What the exercise asks:
Across the listing below, count the lines that mention the string "placeholder". Reply with the figure only.

--- Source data ---

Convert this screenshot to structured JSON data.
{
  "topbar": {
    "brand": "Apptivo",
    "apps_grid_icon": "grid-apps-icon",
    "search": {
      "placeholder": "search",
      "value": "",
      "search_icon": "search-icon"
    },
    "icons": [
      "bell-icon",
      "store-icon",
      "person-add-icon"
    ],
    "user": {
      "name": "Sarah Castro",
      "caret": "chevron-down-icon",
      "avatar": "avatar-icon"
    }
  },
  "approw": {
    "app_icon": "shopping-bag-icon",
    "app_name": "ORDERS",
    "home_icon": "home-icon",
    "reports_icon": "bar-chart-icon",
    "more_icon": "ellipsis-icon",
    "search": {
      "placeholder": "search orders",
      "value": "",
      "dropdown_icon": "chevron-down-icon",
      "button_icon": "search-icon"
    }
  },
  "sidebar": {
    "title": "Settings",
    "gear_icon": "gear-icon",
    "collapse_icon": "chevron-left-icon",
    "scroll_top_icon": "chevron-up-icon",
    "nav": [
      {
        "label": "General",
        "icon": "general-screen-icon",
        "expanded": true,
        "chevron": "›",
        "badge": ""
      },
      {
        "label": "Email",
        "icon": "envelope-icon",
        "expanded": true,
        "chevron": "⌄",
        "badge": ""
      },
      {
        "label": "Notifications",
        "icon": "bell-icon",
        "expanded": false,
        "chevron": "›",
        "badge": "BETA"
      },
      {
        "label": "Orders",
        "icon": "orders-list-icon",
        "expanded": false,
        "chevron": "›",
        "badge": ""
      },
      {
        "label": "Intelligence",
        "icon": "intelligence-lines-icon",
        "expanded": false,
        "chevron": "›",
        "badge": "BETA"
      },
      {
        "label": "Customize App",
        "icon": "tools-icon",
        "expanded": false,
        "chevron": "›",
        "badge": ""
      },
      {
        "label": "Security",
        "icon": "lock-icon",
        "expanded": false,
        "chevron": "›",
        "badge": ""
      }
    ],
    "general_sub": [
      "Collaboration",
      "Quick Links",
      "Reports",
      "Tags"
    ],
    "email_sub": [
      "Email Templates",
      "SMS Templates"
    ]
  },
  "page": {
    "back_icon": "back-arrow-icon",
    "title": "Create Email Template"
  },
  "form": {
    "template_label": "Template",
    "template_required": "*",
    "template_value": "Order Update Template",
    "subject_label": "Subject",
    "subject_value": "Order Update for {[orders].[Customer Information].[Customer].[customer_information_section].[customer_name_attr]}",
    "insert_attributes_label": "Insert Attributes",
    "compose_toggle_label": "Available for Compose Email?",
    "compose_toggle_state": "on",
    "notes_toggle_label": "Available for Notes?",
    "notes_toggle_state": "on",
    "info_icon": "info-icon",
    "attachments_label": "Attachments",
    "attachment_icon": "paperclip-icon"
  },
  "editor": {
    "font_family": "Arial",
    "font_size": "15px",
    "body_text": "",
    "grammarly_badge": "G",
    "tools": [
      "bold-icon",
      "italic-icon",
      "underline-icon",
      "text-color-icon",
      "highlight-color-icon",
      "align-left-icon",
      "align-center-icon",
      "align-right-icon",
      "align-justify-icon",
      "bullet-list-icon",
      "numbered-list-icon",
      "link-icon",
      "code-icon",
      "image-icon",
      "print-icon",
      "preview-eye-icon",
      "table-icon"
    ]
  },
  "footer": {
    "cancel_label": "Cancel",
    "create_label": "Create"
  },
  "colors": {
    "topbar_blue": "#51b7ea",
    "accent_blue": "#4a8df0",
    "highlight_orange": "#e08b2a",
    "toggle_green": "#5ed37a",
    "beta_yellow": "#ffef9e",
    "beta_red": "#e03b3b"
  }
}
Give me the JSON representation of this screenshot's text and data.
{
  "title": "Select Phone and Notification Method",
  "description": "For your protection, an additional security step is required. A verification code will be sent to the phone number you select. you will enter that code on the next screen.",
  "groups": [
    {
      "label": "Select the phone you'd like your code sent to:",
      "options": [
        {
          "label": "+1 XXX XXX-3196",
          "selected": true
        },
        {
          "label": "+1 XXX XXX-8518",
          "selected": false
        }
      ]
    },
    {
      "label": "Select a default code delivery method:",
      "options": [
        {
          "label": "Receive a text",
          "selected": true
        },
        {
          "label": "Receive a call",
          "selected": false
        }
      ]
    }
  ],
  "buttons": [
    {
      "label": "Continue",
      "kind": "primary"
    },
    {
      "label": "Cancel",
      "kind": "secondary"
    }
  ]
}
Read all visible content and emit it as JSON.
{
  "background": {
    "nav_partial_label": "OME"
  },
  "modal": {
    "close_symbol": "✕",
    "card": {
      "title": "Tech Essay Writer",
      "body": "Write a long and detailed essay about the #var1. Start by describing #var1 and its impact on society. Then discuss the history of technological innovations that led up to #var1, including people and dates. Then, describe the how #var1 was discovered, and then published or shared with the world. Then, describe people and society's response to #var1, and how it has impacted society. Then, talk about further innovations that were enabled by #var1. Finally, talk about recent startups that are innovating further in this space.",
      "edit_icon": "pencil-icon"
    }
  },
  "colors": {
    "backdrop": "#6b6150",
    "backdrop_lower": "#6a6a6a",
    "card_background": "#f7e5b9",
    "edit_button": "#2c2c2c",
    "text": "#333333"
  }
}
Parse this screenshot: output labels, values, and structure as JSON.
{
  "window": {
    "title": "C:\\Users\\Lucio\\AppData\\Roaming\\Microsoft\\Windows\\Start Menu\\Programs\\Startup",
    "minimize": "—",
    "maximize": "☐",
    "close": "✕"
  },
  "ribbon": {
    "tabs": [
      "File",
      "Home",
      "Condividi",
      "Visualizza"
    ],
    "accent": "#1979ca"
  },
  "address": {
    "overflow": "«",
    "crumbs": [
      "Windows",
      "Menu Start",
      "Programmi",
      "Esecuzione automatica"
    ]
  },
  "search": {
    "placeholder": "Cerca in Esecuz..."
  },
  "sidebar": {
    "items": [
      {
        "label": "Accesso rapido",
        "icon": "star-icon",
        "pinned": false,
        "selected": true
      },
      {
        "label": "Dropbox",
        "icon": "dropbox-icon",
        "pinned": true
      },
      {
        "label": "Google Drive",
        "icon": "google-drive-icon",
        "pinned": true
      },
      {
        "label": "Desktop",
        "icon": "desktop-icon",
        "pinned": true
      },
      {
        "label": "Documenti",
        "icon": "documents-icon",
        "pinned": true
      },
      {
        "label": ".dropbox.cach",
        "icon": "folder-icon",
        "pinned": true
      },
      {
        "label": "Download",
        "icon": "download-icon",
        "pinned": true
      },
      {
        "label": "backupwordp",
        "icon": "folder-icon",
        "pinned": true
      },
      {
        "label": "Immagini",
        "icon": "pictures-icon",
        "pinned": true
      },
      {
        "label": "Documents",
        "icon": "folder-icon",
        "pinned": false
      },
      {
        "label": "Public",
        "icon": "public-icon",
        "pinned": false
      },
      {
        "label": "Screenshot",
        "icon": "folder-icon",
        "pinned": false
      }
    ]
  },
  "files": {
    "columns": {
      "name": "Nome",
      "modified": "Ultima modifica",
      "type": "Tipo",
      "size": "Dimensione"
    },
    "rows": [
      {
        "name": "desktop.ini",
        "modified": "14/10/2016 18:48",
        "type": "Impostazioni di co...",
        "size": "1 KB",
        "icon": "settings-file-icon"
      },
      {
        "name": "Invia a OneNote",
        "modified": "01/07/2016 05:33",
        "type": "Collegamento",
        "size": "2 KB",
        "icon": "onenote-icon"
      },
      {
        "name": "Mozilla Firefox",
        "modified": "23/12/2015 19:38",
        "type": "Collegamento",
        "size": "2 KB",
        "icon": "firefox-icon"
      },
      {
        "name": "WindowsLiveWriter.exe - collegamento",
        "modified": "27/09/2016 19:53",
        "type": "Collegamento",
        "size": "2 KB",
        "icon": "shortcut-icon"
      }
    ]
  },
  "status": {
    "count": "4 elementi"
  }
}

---

Response to the exercise:
3